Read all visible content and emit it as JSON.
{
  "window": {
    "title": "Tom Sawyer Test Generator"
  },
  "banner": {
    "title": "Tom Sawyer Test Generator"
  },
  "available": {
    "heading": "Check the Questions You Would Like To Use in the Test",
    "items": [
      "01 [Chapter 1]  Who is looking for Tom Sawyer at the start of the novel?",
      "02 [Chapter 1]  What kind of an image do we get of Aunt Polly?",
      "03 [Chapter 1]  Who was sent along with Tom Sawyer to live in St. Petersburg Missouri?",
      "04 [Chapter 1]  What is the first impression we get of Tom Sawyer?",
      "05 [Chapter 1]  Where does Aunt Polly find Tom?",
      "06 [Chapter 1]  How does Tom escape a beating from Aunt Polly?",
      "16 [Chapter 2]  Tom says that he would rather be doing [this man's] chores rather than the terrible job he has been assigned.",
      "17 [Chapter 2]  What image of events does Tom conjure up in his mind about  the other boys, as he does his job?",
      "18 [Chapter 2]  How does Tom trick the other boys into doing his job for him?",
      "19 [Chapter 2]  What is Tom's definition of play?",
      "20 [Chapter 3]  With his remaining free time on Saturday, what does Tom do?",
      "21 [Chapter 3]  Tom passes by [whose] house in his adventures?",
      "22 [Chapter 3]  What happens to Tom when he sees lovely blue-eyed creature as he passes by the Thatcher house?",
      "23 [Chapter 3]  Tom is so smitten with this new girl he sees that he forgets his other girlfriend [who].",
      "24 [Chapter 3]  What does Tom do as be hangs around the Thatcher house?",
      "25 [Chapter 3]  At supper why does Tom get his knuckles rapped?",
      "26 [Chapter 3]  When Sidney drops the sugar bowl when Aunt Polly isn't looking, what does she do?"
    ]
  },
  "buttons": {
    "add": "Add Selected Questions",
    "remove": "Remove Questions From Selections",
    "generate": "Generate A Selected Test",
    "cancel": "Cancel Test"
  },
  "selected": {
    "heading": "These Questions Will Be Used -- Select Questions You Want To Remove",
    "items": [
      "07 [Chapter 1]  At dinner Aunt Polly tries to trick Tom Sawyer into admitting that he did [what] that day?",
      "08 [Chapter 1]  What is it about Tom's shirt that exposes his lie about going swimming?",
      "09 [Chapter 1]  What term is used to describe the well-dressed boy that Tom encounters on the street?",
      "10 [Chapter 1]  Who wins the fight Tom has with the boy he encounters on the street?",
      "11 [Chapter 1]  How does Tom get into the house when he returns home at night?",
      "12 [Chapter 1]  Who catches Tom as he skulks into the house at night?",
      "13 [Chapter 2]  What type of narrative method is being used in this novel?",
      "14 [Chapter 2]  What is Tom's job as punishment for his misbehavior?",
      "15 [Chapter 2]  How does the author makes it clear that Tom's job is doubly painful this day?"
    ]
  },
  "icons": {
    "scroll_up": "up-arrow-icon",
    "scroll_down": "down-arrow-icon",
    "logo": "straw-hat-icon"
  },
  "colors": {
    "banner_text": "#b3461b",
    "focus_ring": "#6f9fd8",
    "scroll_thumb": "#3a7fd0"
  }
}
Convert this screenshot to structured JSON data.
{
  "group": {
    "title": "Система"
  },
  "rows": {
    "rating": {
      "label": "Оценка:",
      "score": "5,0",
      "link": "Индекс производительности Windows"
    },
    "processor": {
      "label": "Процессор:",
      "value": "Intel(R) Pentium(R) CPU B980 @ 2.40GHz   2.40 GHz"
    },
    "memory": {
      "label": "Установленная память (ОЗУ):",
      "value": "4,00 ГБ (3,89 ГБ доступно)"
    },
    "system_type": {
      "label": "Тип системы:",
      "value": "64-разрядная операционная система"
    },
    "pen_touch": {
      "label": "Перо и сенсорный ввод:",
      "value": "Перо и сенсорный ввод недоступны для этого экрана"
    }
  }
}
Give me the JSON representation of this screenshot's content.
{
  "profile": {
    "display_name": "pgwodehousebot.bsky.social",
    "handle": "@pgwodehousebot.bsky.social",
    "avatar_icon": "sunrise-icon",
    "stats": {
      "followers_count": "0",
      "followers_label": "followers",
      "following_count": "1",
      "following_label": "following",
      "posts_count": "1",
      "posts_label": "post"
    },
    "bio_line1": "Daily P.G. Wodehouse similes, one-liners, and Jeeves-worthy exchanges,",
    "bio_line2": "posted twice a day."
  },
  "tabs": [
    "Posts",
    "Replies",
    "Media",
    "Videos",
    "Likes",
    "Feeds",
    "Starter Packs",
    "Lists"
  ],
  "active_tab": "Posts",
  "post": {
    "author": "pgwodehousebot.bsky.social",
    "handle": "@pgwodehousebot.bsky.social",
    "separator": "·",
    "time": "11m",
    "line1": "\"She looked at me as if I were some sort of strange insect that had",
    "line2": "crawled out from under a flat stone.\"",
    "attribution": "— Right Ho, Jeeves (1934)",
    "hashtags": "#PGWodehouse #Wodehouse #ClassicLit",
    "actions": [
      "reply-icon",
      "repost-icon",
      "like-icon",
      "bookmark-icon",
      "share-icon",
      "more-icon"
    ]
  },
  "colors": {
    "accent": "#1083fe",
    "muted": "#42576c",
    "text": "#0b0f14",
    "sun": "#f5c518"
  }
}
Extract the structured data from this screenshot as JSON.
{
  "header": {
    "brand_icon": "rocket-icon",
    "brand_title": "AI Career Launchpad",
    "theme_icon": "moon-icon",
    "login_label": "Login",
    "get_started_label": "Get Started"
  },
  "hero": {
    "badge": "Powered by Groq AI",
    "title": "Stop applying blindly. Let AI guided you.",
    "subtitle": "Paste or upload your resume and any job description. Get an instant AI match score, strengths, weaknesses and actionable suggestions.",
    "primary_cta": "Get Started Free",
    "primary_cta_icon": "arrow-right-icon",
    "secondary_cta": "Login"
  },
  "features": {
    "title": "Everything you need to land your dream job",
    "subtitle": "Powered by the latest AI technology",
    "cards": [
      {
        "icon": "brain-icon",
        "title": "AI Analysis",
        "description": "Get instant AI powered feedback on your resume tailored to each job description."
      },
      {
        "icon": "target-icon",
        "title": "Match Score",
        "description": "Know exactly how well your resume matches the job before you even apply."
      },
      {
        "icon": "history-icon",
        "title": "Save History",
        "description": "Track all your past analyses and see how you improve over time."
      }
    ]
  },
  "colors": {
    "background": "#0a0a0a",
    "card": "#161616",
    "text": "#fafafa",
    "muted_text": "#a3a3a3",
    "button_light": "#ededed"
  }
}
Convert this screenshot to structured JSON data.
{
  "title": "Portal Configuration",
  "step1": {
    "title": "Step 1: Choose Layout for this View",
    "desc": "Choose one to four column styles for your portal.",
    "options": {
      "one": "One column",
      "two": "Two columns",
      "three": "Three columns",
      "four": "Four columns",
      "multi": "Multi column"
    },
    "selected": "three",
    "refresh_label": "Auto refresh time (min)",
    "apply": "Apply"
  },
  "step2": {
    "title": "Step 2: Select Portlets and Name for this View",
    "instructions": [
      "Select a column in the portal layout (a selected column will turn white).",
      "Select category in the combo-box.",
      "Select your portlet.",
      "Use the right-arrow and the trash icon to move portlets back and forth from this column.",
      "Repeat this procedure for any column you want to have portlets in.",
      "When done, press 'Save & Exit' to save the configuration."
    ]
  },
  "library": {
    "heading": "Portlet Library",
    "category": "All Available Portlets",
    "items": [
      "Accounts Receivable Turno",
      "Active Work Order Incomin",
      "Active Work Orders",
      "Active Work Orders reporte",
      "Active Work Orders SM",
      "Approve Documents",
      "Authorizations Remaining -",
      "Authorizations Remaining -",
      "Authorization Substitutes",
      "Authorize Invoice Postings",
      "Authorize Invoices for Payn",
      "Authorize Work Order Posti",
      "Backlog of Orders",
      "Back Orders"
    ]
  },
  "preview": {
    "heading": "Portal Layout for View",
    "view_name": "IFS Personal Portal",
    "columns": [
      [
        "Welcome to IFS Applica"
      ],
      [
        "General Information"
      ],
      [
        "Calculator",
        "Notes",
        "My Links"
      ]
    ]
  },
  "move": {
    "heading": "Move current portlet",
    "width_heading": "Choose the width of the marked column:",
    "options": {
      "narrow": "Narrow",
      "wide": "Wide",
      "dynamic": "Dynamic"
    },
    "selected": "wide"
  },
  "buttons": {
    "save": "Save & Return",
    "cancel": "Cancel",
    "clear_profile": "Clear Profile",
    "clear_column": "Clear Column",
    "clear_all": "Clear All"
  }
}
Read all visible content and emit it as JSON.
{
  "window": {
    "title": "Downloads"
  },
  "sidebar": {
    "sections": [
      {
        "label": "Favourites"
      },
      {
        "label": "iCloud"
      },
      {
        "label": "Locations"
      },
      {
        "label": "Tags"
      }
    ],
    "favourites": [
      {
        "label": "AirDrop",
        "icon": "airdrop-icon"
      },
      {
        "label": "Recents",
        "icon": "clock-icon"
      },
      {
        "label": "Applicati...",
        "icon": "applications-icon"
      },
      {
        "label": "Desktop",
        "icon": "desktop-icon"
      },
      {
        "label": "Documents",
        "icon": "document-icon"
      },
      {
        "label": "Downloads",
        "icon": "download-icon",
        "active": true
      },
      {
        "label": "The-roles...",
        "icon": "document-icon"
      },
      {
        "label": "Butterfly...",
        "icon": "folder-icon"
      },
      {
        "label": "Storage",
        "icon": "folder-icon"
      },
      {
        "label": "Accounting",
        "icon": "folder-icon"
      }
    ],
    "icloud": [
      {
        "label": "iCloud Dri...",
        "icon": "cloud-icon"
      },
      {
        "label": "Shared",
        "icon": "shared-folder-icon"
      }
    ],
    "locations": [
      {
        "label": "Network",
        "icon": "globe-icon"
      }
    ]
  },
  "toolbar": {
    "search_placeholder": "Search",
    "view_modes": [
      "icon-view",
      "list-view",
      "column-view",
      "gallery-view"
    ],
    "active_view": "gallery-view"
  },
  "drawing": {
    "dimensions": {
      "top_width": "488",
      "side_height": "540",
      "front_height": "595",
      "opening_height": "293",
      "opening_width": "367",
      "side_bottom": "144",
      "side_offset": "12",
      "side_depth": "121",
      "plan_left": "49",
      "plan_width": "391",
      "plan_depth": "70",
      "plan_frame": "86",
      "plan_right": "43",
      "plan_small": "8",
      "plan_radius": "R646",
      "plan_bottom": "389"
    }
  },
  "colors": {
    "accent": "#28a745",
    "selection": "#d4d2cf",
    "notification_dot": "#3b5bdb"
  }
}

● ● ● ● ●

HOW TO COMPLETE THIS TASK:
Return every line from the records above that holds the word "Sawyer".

RESULT:
    "title": "Tom Sawyer Test Generator"
    "title": "Tom Sawyer Test Generator"
      "01 [Chapter 1]  Who is looking for Tom Sawyer at the start of the novel?",
      "03 [Chapter 1]  Who was sent along with Tom Sawyer to live in St. Petersburg Missouri?",
      "04 [Chapter 1]  What is the first impression we get of Tom Sawyer?",
      "07 [Chapter 1]  At dinner Aunt Polly tries to trick Tom Sawyer into admitting that he did [what] that day?",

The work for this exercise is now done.